As an educator and biologist, Daley College adjunct biology professor Dr. Joyce Jones has always understood that there is strength in diversity.
Supporting student success
If “mathletes” are members of a team, Daley College’s Dr. Vali Siadat is a hall of fame coach.
Vali is a professor of mathematics at Daley College and his commitment to students is one of the qualities that sets him apart. He was recently given the 2019 American Mathematical Society (AMS) Award for Impact on Teaching and Learning of Mathematics.
When you receive one of the highest honors from one of the most prestigious math organizations in the world, you are elite.
AMS said about Vali: “His influence is not just limited to the students at his own institution, as is evident from the many honors he has received from various regional and national organizations, including the Carnegie Foundation for the Advancement of Teaching and Council for Advancement and Support of Education, the Mathematical Association of America, the Illinois Council of Teachers of Mathematics, the National Council of Instructional Administrators, the University of Illinois at Chicago, the Illinois Community College Board, the National Institute for Staff and Organizational Development, and Northeastern Illinois University.”
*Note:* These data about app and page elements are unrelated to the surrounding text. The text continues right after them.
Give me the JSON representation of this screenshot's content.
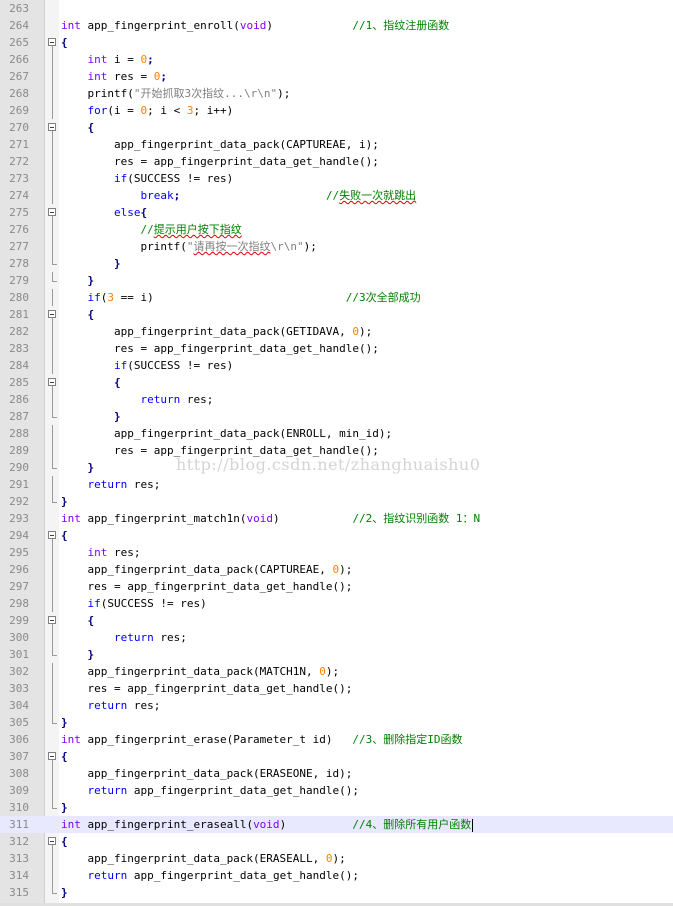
{
  "editor": {
    "current_line": 311,
    "watermark": "http://blog.csdn.net/zhanghuaishu0",
    "lines": [
      {
        "n": "263",
        "fold": "none",
        "t": []
      },
      {
        "n": "264",
        "fold": "none",
        "t": [
          [
            "type",
            "int"
          ],
          [
            "p",
            " app_fingerprint_enroll("
          ],
          [
            "type",
            "void"
          ],
          [
            "p",
            ")            "
          ],
          [
            "com",
            "//1、指纹注册函数"
          ]
        ]
      },
      {
        "n": "265",
        "fold": "open",
        "t": [
          [
            "op",
            "{"
          ]
        ]
      },
      {
        "n": "266",
        "fold": "line",
        "t": [
          [
            "p",
            "    "
          ],
          [
            "type",
            "int"
          ],
          [
            "p",
            " i = "
          ],
          [
            "num",
            "0"
          ],
          [
            "op",
            ";"
          ]
        ]
      },
      {
        "n": "267",
        "fold": "line",
        "t": [
          [
            "p",
            "    "
          ],
          [
            "type",
            "int"
          ],
          [
            "p",
            " res = "
          ],
          [
            "num",
            "0"
          ],
          [
            "op",
            ";"
          ]
        ]
      },
      {
        "n": "268",
        "fold": "line",
        "t": [
          [
            "p",
            "    printf("
          ],
          [
            "str",
            "\"开始抓取3次指纹...\\r\\n\""
          ],
          [
            "p",
            ");"
          ]
        ]
      },
      {
        "n": "269",
        "fold": "line",
        "t": [
          [
            "p",
            "    "
          ],
          [
            "kw",
            "for"
          ],
          [
            "p",
            "(i = "
          ],
          [
            "num",
            "0"
          ],
          [
            "p",
            "; i < "
          ],
          [
            "num",
            "3"
          ],
          [
            "p",
            "; i++)"
          ]
        ]
      },
      {
        "n": "270",
        "fold": "open",
        "t": [
          [
            "p",
            "    "
          ],
          [
            "op",
            "{"
          ]
        ]
      },
      {
        "n": "271",
        "fold": "line",
        "t": [
          [
            "p",
            "        app_fingerprint_data_pack(CAPTUREAE, i);"
          ]
        ]
      },
      {
        "n": "272",
        "fold": "line",
        "t": [
          [
            "p",
            "        res = app_fingerprint_data_get_handle();"
          ]
        ]
      },
      {
        "n": "273",
        "fold": "line",
        "t": [
          [
            "p",
            "        "
          ],
          [
            "kw",
            "if"
          ],
          [
            "p",
            "(SUCCESS != res)"
          ]
        ]
      },
      {
        "n": "274",
        "fold": "line",
        "t": [
          [
            "p",
            "            "
          ],
          [
            "kw",
            "break"
          ],
          [
            "op",
            ";"
          ],
          [
            "p",
            "                      "
          ],
          [
            "com",
            "//失败一次就跳出"
          ]
        ]
      },
      {
        "n": "275",
        "fold": "open",
        "t": [
          [
            "p",
            "        "
          ],
          [
            "kw",
            "else"
          ],
          [
            "op",
            "{"
          ]
        ]
      },
      {
        "n": "276",
        "fold": "line",
        "t": [
          [
            "p",
            "            "
          ],
          [
            "com",
            "//提示用户按下指纹"
          ]
        ]
      },
      {
        "n": "277",
        "fold": "line",
        "t": [
          [
            "p",
            "            printf("
          ],
          [
            "str",
            "\"请再按一次指纹\\r\\n\""
          ],
          [
            "p",
            ");"
          ]
        ]
      },
      {
        "n": "278",
        "fold": "end",
        "t": [
          [
            "p",
            "        "
          ],
          [
            "op",
            "}"
          ]
        ]
      },
      {
        "n": "279",
        "fold": "end",
        "t": [
          [
            "p",
            "    "
          ],
          [
            "op",
            "}"
          ]
        ]
      },
      {
        "n": "280",
        "fold": "line",
        "t": [
          [
            "p",
            "    "
          ],
          [
            "kw",
            "if"
          ],
          [
            "p",
            "("
          ],
          [
            "num",
            "3"
          ],
          [
            "p",
            " == i)                             "
          ],
          [
            "com",
            "//3次全部成功"
          ]
        ]
      },
      {
        "n": "281",
        "fold": "open",
        "t": [
          [
            "p",
            "    "
          ],
          [
            "op",
            "{"
          ]
        ]
      },
      {
        "n": "282",
        "fold": "line",
        "t": [
          [
            "p",
            "        app_fingerprint_data_pack(GETIDAVA, "
          ],
          [
            "num",
            "0"
          ],
          [
            "p",
            ");"
          ]
        ]
      },
      {
        "n": "283",
        "fold": "line",
        "t": [
          [
            "p",
            "        res = app_fingerprint_data_get_handle();"
          ]
        ]
      },
      {
        "n": "284",
        "fold": "line",
        "t": [
          [
            "p",
            "        "
          ],
          [
            "kw",
            "if"
          ],
          [
            "p",
            "(SUCCESS != res)"
          ]
        ]
      },
      {
        "n": "285",
        "fold": "open",
        "t": [
          [
            "p",
            "        "
          ],
          [
            "op",
            "{"
          ]
        ]
      },
      {
        "n": "286",
        "fold": "line",
        "t": [
          [
            "p",
            "            "
          ],
          [
            "kw",
            "return"
          ],
          [
            "p",
            " res;"
          ]
        ]
      },
      {
        "n": "287",
        "fold": "end",
        "t": [
          [
            "p",
            "        "
          ],
          [
            "op",
            "}"
          ]
        ]
      },
      {
        "n": "288",
        "fold": "line",
        "t": [
          [
            "p",
            "        app_fingerprint_data_pack(ENROLL, min_id);"
          ]
        ]
      },
      {
        "n": "289",
        "fold": "line",
        "t": [
          [
            "p",
            "        res = app_fingerprint_data_get_handle();"
          ]
        ]
      },
      {
        "n": "290",
        "fold": "end",
        "t": [
          [
            "p",
            "    "
          ],
          [
            "op",
            "}"
          ]
        ]
      },
      {
        "n": "291",
        "fold": "line",
        "t": [
          [
            "p",
            "    "
          ],
          [
            "kw",
            "return"
          ],
          [
            "p",
            " res;"
          ]
        ]
      },
      {
        "n": "292",
        "fold": "end",
        "t": [
          [
            "op",
            "}"
          ]
        ]
      },
      {
        "n": "293",
        "fold": "none",
        "t": [
          [
            "type",
            "int"
          ],
          [
            "p",
            " app_fingerprint_match1n("
          ],
          [
            "type",
            "void"
          ],
          [
            "p",
            ")           "
          ],
          [
            "com",
            "//2、指纹识别函数 1：N"
          ]
        ]
      },
      {
        "n": "294",
        "fold": "open",
        "t": [
          [
            "op",
            "{"
          ]
        ]
      },
      {
        "n": "295",
        "fold": "line",
        "t": [
          [
            "p",
            "    "
          ],
          [
            "type",
            "int"
          ],
          [
            "p",
            " res;"
          ]
        ]
      },
      {
        "n": "296",
        "fold": "line",
        "t": [
          [
            "p",
            "    app_fingerprint_data_pack(CAPTUREAE, "
          ],
          [
            "num",
            "0"
          ],
          [
            "p",
            ");"
          ]
        ]
      },
      {
        "n": "297",
        "fold": "line",
        "t": [
          [
            "p",
            "    res = app_fingerprint_data_get_handle();"
          ]
        ]
      },
      {
        "n": "298",
        "fold": "line",
        "t": [
          [
            "p",
            "    "
          ],
          [
            "kw",
            "if"
          ],
          [
            "p",
            "(SUCCESS != res)"
          ]
        ]
      },
      {
        "n": "299",
        "fold": "open",
        "t": [
          [
            "p",
            "    "
          ],
          [
            "op",
            "{"
          ]
        ]
      },
      {
        "n": "300",
        "fold": "line",
        "t": [
          [
            "p",
            "        "
          ],
          [
            "kw",
            "return"
          ],
          [
            "p",
            " res;"
          ]
        ]
      },
      {
        "n": "301",
        "fold": "end",
        "t": [
          [
            "p",
            "    "
          ],
          [
            "op",
            "}"
          ]
        ]
      },
      {
        "n": "302",
        "fold": "line",
        "t": [
          [
            "p",
            "    app_fingerprint_data_pack(MATCH1N, "
          ],
          [
            "num",
            "0"
          ],
          [
            "p",
            ");"
          ]
        ]
      },
      {
        "n": "303",
        "fold": "line",
        "t": [
          [
            "p",
            "    res = app_fingerprint_data_get_handle();"
          ]
        ]
      },
      {
        "n": "304",
        "fold": "line",
        "t": [
          [
            "p",
            "    "
          ],
          [
            "kw",
            "return"
          ],
          [
            "p",
            " res;"
          ]
        ]
      },
      {
        "n": "305",
        "fold": "end",
        "t": [
          [
            "op",
            "}"
          ]
        ]
      },
      {
        "n": "306",
        "fold": "none",
        "t": [
          [
            "type",
            "int"
          ],
          [
            "p",
            " app_fingerprint_erase(Parameter_t id)   "
          ],
          [
            "com",
            "//3、删除指定ID函数"
          ]
        ]
      },
      {
        "n": "307",
        "fold": "open",
        "t": [
          [
            "op",
            "{"
          ]
        ]
      },
      {
        "n": "308",
        "fold": "line",
        "t": [
          [
            "p",
            "    app_fingerprint_data_pack(ERASEONE, id);"
          ]
        ]
      },
      {
        "n": "309",
        "fold": "line",
        "t": [
          [
            "p",
            "    "
          ],
          [
            "kw",
            "return"
          ],
          [
            "p",
            " app_fingerprint_data_get_handle();"
          ]
        ]
      },
      {
        "n": "310",
        "fold": "end",
        "t": [
          [
            "op",
            "}"
          ]
        ]
      },
      {
        "n": "311",
        "fold": "none",
        "t": [
          [
            "type",
            "int"
          ],
          [
            "p",
            " app_fingerprint_eraseall("
          ],
          [
            "type",
            "void"
          ],
          [
            "p",
            ")          "
          ],
          [
            "com",
            "//4、删除所有用户函数"
          ]
        ]
      },
      {
        "n": "312",
        "fold": "open",
        "t": [
          [
            "op",
            "{"
          ]
        ]
      },
      {
        "n": "313",
        "fold": "line",
        "t": [
          [
            "p",
            "    app_fingerprint_data_pack(ERASEALL, "
          ],
          [
            "num",
            "0"
          ],
          [
            "p",
            ");"
          ]
        ]
      },
      {
        "n": "314",
        "fold": "line",
        "t": [
          [
            "p",
            "    "
          ],
          [
            "kw",
            "return"
          ],
          [
            "p",
            " app_fingerprint_data_get_handle();"
          ]
        ]
      },
      {
        "n": "315",
        "fold": "end",
        "t": [
          [
            "op",
            "}"
          ]
        ]
      }
    ],
    "squiggles": [
      "失败一次就跳出",
      "提示用户按下指纹",
      "请再按一次指纹"
    ]
  }
}
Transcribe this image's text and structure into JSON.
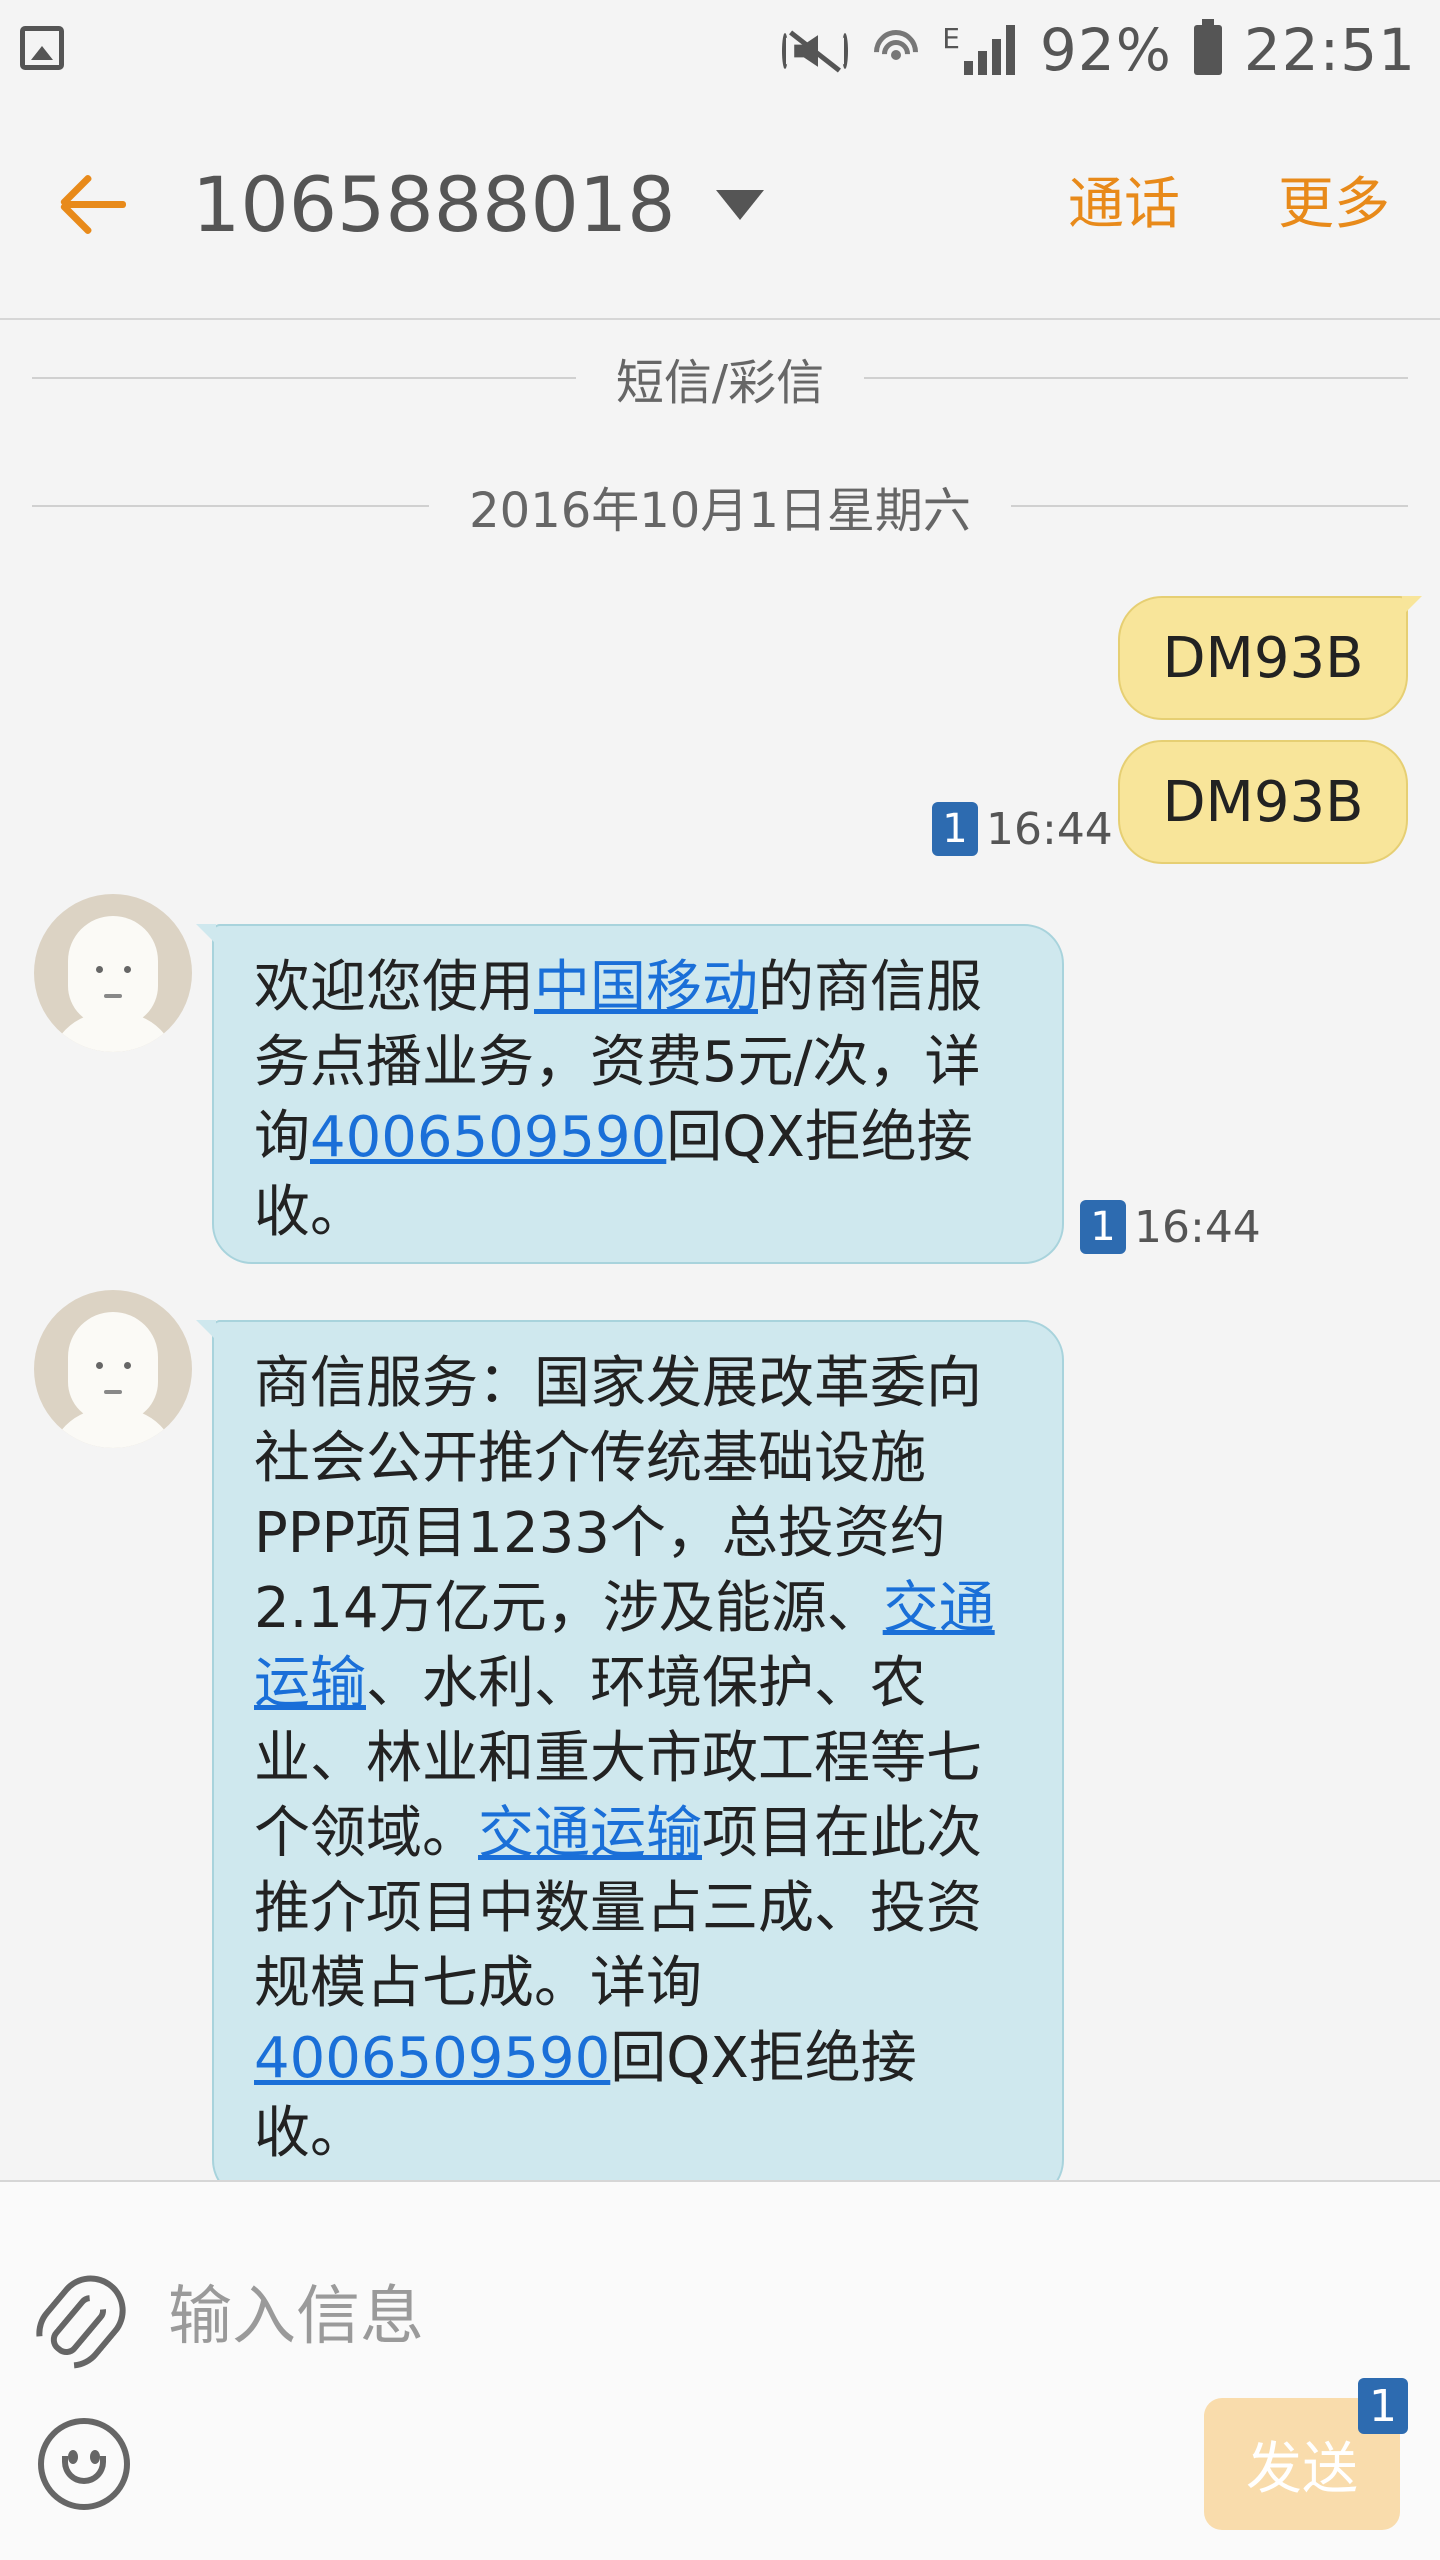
{
  "status_bar": {
    "network_type": "E",
    "battery_percent": "92%",
    "time": "22:51"
  },
  "header": {
    "contact": "1065888018",
    "call_label": "通话",
    "more_label": "更多"
  },
  "conversation": {
    "channel_divider": "短信/彩信",
    "date_divider": "2016年10月1日星期六",
    "outgoing": [
      {
        "text": "DM93B"
      },
      {
        "text": "DM93B"
      }
    ],
    "outgoing_meta": {
      "sim": "1",
      "time": "16:44"
    },
    "incoming": [
      {
        "parts": [
          {
            "text": "欢迎您使用",
            "link": false
          },
          {
            "text": "中国移动",
            "link": true
          },
          {
            "text": "的商信服务点播业务，资费5元/次，详询",
            "link": false
          },
          {
            "text": "4006509590",
            "link": true
          },
          {
            "text": "回QX拒绝接收。",
            "link": false
          }
        ],
        "sim": "1",
        "time": "16:44"
      },
      {
        "parts": [
          {
            "text": "商信服务：国家发展改革委向社会公开推介传统基础设施PPP项目1233个，总投资约2.14万亿元，涉及能源、",
            "link": false
          },
          {
            "text": "交通运输",
            "link": true
          },
          {
            "text": "、水利、环境保护、农业、林业和重大市政工程等七个领域。",
            "link": false
          },
          {
            "text": "交通运输",
            "link": true
          },
          {
            "text": "项目在此次推介项目中数量占三成、投资规模占七成。详询",
            "link": false
          },
          {
            "text": "4006509590",
            "link": true
          },
          {
            "text": "回QX拒绝接收。",
            "link": false
          }
        ]
      }
    ]
  },
  "composer": {
    "placeholder": "输入信息",
    "send_label": "发送",
    "sim_badge": "1"
  }
}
The organization went on call his teaching “a gift both to his many generations of students and to mathematics education.”
He is the first community college faculty member in the United States and the first City Colleges teacher to win the award. He’s also only the second ever from Illinois to earn the distinction.
Vali has been at Daley for 37 years. He won the Distinguished Professor Award of Daley College in 1999–2000. Daley College Interim President Eddie Garza wasn’t surprised to hear Vali received one of math’s top prizes.
“Dr. Siadat’s dedication to his students is relentless, and many of them cite him as the reason they are now comfortable with math,” said President Garza. “What people might not realize about Vali—and what hopefully they will now—is that his contributions and passion around math have not just impacted Daley students; he has influenced mathematics education and the way the subject is taught regionally and nationally on the two-year college level through projects, research and presentations.”
His students realize that Vali is no ordinary teacher. “When I arrived at Daley, I was intimidated by math and convinced it just wasn’t my thing,” said Daley student Iliana Perez-Garcia. “Dr. Siadat’s teaching style and the attention he gives students made me realize that I was able to not just learn math, but also excel at it.”
“Simply put, he is an exceptional teacher,” Daley College student Gail Forbes added about Vali. “Math was always kind of a challenge for me, but when I started taking Dr. Siadat’s class, I learned a foundation and concepts and it changed everything.”
Prior to City Colleges, Vali taught at California State University at Dominguez Hills, the University of Southern California, Chicago State University, and Loyola University Chicago. He’s found a home at Daley College, though, where he’s currently a distinguished professor.
“The students at Daley want to learn and have the ability, and as a teacher, that’s half the battle,” said Vali. “The energy and enthusiasm the students bring to class inspire me—our students motivate me and drive me as an educator.”